  </body>
</html>


If you're having trouble getting the images to work because your page is so cluttered, you can setup your page to skim the browser user-agent and look for 'LinkedInBot', and display an altered form of the webpage for LinkedIn specifically.

4 comments:

  1. Thank you for this post. You say that the solution is to "just specify the url GET parameter." How do I do that?

    ReplyDelete
  2. Hi Daniel, sorry if there was any confusion - the first example of code is what you want to do:

    www.linkedin.com/shareArticle?mini=true&url=http://www.mycoolwebpage.com

    The 'url=http://www.mycoolwebpage.com' is the url GET parameter

    ReplyDelete
  3. Thanks Mark, I was struggling for a while to get this to work.

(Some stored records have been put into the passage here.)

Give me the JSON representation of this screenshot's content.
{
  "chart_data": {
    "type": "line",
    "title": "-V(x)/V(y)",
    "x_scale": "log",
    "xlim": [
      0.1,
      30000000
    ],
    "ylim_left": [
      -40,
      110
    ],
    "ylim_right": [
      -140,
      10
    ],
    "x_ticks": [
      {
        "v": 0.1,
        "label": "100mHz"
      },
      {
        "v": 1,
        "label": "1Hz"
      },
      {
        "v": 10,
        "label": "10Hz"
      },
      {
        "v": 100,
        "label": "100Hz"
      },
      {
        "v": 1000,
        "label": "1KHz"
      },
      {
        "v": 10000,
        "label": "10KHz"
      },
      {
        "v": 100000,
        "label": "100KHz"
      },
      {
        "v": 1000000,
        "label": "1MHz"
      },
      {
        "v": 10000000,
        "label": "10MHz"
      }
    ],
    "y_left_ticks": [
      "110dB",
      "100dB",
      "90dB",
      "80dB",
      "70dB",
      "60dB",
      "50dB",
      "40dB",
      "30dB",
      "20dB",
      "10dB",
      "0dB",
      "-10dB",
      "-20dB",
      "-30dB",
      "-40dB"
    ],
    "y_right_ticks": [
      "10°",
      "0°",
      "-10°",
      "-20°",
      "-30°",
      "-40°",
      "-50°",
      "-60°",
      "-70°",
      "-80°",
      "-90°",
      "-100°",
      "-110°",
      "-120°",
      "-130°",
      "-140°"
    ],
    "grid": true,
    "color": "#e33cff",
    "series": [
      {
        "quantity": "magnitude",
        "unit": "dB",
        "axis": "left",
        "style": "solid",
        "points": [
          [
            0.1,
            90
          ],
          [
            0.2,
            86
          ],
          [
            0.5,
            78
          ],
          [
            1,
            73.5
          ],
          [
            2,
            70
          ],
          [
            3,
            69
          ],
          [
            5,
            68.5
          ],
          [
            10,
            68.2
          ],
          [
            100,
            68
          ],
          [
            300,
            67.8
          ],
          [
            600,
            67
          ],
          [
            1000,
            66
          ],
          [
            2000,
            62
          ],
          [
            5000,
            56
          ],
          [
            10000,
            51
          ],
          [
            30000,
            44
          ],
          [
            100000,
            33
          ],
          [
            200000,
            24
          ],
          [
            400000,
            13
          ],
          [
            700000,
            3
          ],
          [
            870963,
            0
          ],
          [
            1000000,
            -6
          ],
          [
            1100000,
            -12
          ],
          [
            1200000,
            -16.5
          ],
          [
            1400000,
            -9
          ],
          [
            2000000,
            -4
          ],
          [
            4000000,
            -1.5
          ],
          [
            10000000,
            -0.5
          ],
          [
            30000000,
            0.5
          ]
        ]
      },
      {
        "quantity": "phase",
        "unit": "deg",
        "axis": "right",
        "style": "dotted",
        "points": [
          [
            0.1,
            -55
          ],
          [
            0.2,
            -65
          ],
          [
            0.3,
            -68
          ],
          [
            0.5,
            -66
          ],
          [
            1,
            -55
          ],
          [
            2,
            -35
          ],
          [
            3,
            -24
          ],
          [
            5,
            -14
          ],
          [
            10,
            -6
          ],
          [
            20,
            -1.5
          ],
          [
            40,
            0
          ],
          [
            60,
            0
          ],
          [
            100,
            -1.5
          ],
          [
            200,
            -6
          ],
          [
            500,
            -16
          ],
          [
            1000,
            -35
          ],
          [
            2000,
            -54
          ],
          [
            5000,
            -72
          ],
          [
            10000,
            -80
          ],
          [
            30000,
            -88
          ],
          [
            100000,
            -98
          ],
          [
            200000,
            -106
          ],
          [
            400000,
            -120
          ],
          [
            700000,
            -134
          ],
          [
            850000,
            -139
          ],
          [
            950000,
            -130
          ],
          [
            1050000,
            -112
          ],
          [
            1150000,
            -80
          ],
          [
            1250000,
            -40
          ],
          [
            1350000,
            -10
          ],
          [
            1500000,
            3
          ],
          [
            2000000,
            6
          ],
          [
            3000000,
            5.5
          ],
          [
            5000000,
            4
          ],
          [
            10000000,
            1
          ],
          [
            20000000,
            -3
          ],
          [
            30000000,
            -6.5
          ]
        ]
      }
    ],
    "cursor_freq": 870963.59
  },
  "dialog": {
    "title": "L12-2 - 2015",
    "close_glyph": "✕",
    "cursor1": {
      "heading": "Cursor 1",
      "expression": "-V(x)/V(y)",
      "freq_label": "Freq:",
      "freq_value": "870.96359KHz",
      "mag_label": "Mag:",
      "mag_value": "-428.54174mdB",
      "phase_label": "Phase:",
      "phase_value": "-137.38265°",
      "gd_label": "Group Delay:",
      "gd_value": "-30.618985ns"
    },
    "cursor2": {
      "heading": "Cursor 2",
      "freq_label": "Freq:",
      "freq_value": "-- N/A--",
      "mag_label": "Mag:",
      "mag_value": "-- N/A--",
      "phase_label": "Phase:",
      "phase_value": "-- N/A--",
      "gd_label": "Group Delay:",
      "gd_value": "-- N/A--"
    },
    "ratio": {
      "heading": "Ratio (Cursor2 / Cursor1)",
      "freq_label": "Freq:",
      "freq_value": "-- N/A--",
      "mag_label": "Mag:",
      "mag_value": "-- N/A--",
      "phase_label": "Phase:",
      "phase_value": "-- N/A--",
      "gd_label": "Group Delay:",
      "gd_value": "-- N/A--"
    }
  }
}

    ReplyDelete
  4. Can i get slash (/) in the URL like http://www.google.com/abc/xyz?
    After sharing the post, only google.com is displaying in LinkedIn profile, although when i click this link (google.com) the complete URL is opened but i want the complete URL in post also.
    How can i achieve this?

    ReplyDelete